Entries from a dataset of interfaces
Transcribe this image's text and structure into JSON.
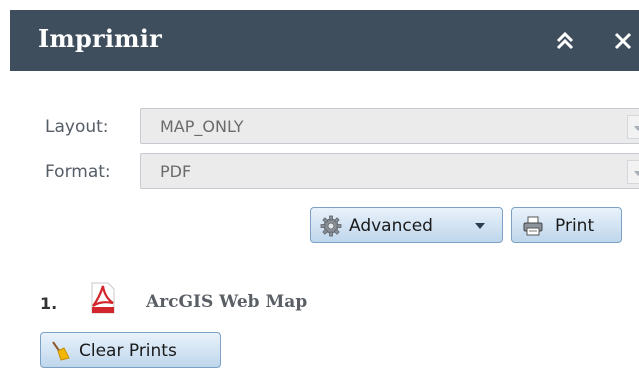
{
  "header": {
    "title": "Imprimir",
    "collapse_icon": "double-chevron-up-icon",
    "close_icon": "close-icon"
  },
  "form": {
    "layout": {
      "label": "Layout:",
      "value": "MAP_ONLY"
    },
    "format": {
      "label": "Format:",
      "value": "PDF"
    }
  },
  "buttons": {
    "advanced_label": "Advanced",
    "advanced_icon": "gear-icon",
    "print_label": "Print",
    "print_icon": "printer-icon"
  },
  "results": {
    "items": [
      {
        "number": "1.",
        "icon": "pdf-file-icon",
        "title": "ArcGIS Web Map"
      }
    ],
    "clear_label": "Clear Prints",
    "clear_icon": "broom-icon"
  },
  "colors": {
    "header_bg": "#3f4e5c",
    "button_border": "#7da1c4",
    "pdf_red": "#d3252c"
  }
}
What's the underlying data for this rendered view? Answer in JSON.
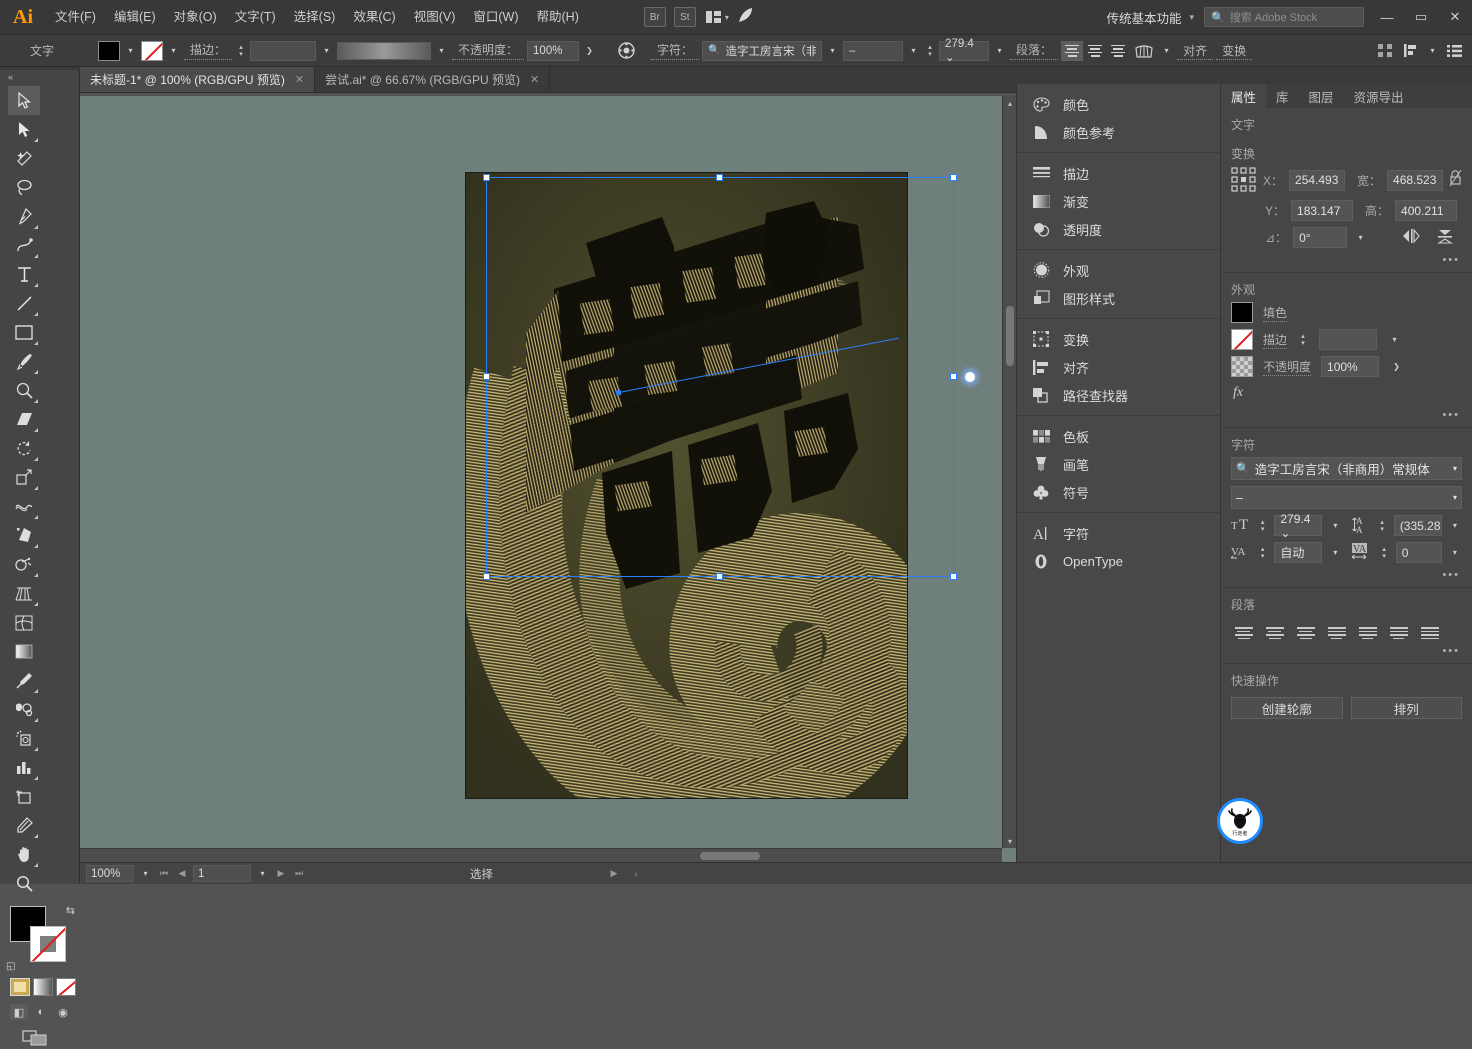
{
  "app": {
    "logo": "Ai"
  },
  "menubar": {
    "items": [
      {
        "label": "文件(F)"
      },
      {
        "label": "编辑(E)"
      },
      {
        "label": "对象(O)"
      },
      {
        "label": "文字(T)"
      },
      {
        "label": "选择(S)"
      },
      {
        "label": "效果(C)"
      },
      {
        "label": "视图(V)"
      },
      {
        "label": "窗口(W)"
      },
      {
        "label": "帮助(H)"
      }
    ],
    "bridge_label": "Br",
    "stock_label": "St",
    "workspace": "传统基本功能",
    "search_placeholder": "搜索 Adobe Stock",
    "window_minimize": "—",
    "window_maximize": "▭",
    "window_close": "✕"
  },
  "controlbar": {
    "mode_label": "文字",
    "fill_color": "#000000",
    "stroke_label": "描边：",
    "stroke_weight": "",
    "opacity_label": "不透明度：",
    "opacity_value": "100%",
    "char_label": "字符：",
    "font_family": "造字工房言宋（非…",
    "font_style": "–",
    "font_size": "279.4 ⌄",
    "paragraph_label": "段落：",
    "align_label": "对齐",
    "transform_label": "变换"
  },
  "tabs": [
    {
      "title": "未标题-1* @ 100% (RGB/GPU 预览)",
      "active": true,
      "close": "✕"
    },
    {
      "title": "尝试.ai* @ 66.67% (RGB/GPU 预览)",
      "active": false,
      "close": "✕"
    }
  ],
  "toolbar": {
    "collapse": "«",
    "tools": [
      {
        "name": "selection-tool",
        "active": true
      },
      {
        "name": "direct-selection-tool",
        "active": false
      },
      {
        "name": "magic-wand-tool",
        "active": false
      },
      {
        "name": "lasso-tool",
        "active": false
      },
      {
        "name": "pen-tool",
        "active": false
      },
      {
        "name": "curvature-tool",
        "active": false
      },
      {
        "name": "type-tool",
        "active": false
      },
      {
        "name": "line-segment-tool",
        "active": false
      },
      {
        "name": "rectangle-tool",
        "active": false
      },
      {
        "name": "paintbrush-tool",
        "active": false
      },
      {
        "name": "shaper-tool",
        "active": false
      },
      {
        "name": "eraser-tool",
        "active": false
      },
      {
        "name": "rotate-tool",
        "active": false
      },
      {
        "name": "scale-tool",
        "active": false
      },
      {
        "name": "width-tool",
        "active": false
      },
      {
        "name": "free-transform-tool",
        "active": false
      },
      {
        "name": "shape-builder-tool",
        "active": false
      },
      {
        "name": "perspective-grid-tool",
        "active": false
      },
      {
        "name": "mesh-tool",
        "active": false
      },
      {
        "name": "gradient-tool",
        "active": false
      },
      {
        "name": "eyedropper-tool",
        "active": false
      },
      {
        "name": "blend-tool",
        "active": false
      },
      {
        "name": "symbol-sprayer-tool",
        "active": false
      },
      {
        "name": "column-graph-tool",
        "active": false
      },
      {
        "name": "artboard-tool",
        "active": false
      },
      {
        "name": "slice-tool",
        "active": false
      },
      {
        "name": "hand-tool",
        "active": false
      },
      {
        "name": "zoom-tool",
        "active": false
      }
    ],
    "fill_color": "#000000",
    "stroke_none": true,
    "color_modes": [
      "color-mode",
      "gradient-mode",
      "none-mode"
    ],
    "draw_modes": [
      "draw-normal",
      "draw-behind",
      "draw-inside"
    ],
    "screen_mode": "change-screen-mode"
  },
  "canvas": {
    "artwork_title": "鹿",
    "background_color": "#3e3d24",
    "line_color": "#d8c07a",
    "canvas_color": "#6f7f7b",
    "selection_color": "#2a7fff"
  },
  "dock": {
    "groups": [
      {
        "items": [
          {
            "label": "颜色",
            "icon": "palette-icon"
          },
          {
            "label": "颜色参考",
            "icon": "color-guide-icon"
          }
        ]
      },
      {
        "items": [
          {
            "label": "描边",
            "icon": "stroke-icon"
          },
          {
            "label": "渐变",
            "icon": "gradient-icon"
          },
          {
            "label": "透明度",
            "icon": "transparency-icon"
          }
        ]
      },
      {
        "items": [
          {
            "label": "外观",
            "icon": "appearance-icon"
          },
          {
            "label": "图形样式",
            "icon": "graphic-styles-icon"
          }
        ]
      },
      {
        "items": [
          {
            "label": "变换",
            "icon": "transform-icon"
          },
          {
            "label": "对齐",
            "icon": "align-icon"
          },
          {
            "label": "路径查找器",
            "icon": "pathfinder-icon"
          }
        ]
      },
      {
        "items": [
          {
            "label": "色板",
            "icon": "swatches-icon"
          },
          {
            "label": "画笔",
            "icon": "brushes-icon"
          },
          {
            "label": "符号",
            "icon": "symbols-icon"
          }
        ]
      },
      {
        "items": [
          {
            "label": "字符",
            "icon": "character-icon"
          },
          {
            "label": "OpenType",
            "icon": "opentype-icon"
          }
        ]
      }
    ]
  },
  "properties": {
    "tabs": [
      {
        "label": "属性",
        "active": true
      },
      {
        "label": "库",
        "active": false
      },
      {
        "label": "图层",
        "active": false
      },
      {
        "label": "资源导出",
        "active": false
      }
    ],
    "type_section": "文字",
    "transform_section": "变换",
    "x_label": "X：",
    "x_value": "254.493",
    "y_label": "Y：",
    "y_value": "183.147",
    "w_label": "宽：",
    "w_value": "468.523",
    "h_label": "高：",
    "h_value": "400.211",
    "angle_label": "⊿：",
    "angle_value": "0°",
    "appearance_section": "外观",
    "fill_label": "填色",
    "stroke_label": "描边",
    "stroke_weight": "",
    "opacity_label": "不透明度",
    "opacity_value": "100%",
    "fx_label": "fx",
    "character_section": "字符",
    "font_family": "造字工房言宋（非商用）常规体",
    "font_style": "–",
    "font_size": "279.4 ⌄",
    "leading": "(335.28",
    "kerning": "自动",
    "tracking": "0",
    "paragraph_section": "段落",
    "quick_actions_section": "快速操作",
    "qa_outline": "创建轮廓",
    "qa_arrange": "排列",
    "more_dots": "•••"
  },
  "statusbar": {
    "zoom": "100%",
    "page": "1",
    "status": "选择"
  }
}
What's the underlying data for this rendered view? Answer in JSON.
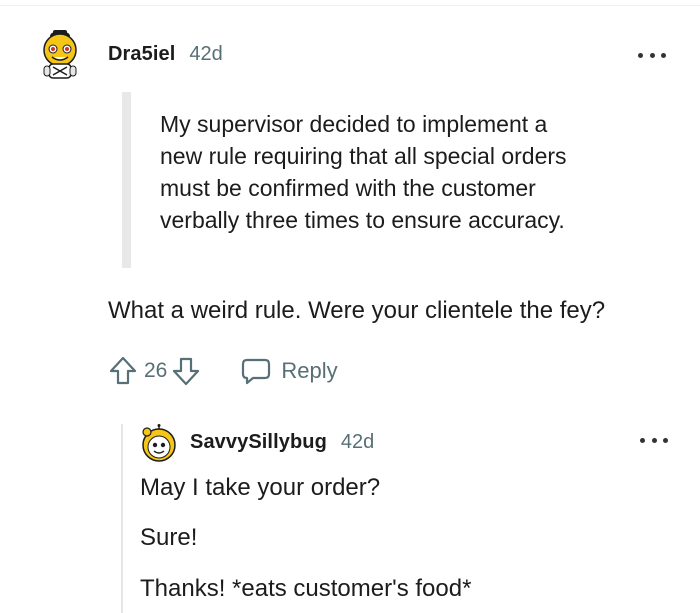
{
  "comment": {
    "author": "Dra5iel",
    "age": "42d",
    "quote": "My supervisor decided to implement a\nnew rule requiring that all special orders\nmust be confirmed with the customer\nverbally three times to ensure accuracy.",
    "body": "What a weird rule. Were your clientele the fey?",
    "score": "26",
    "reply_label": "Reply",
    "icons": {
      "upvote": "arrow-up-outline-icon",
      "downvote": "arrow-down-outline-icon",
      "reply": "speech-bubble-icon",
      "more": "ellipsis-icon"
    }
  },
  "reply": {
    "author": "SavvySillybug",
    "age": "42d",
    "lines": [
      "May I take your order?",
      "Sure!",
      "Thanks! *eats customer's food*"
    ]
  },
  "colors": {
    "text": "#1c1c1c",
    "muted": "#576f76",
    "quote_bar": "#e8e8e8",
    "avatar_yellow": "#f5c518"
  }
}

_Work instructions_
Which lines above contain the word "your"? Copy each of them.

_Answer space_
    "body": "What a weird rule. Were your clientele the fey?",
      "May I take your order?",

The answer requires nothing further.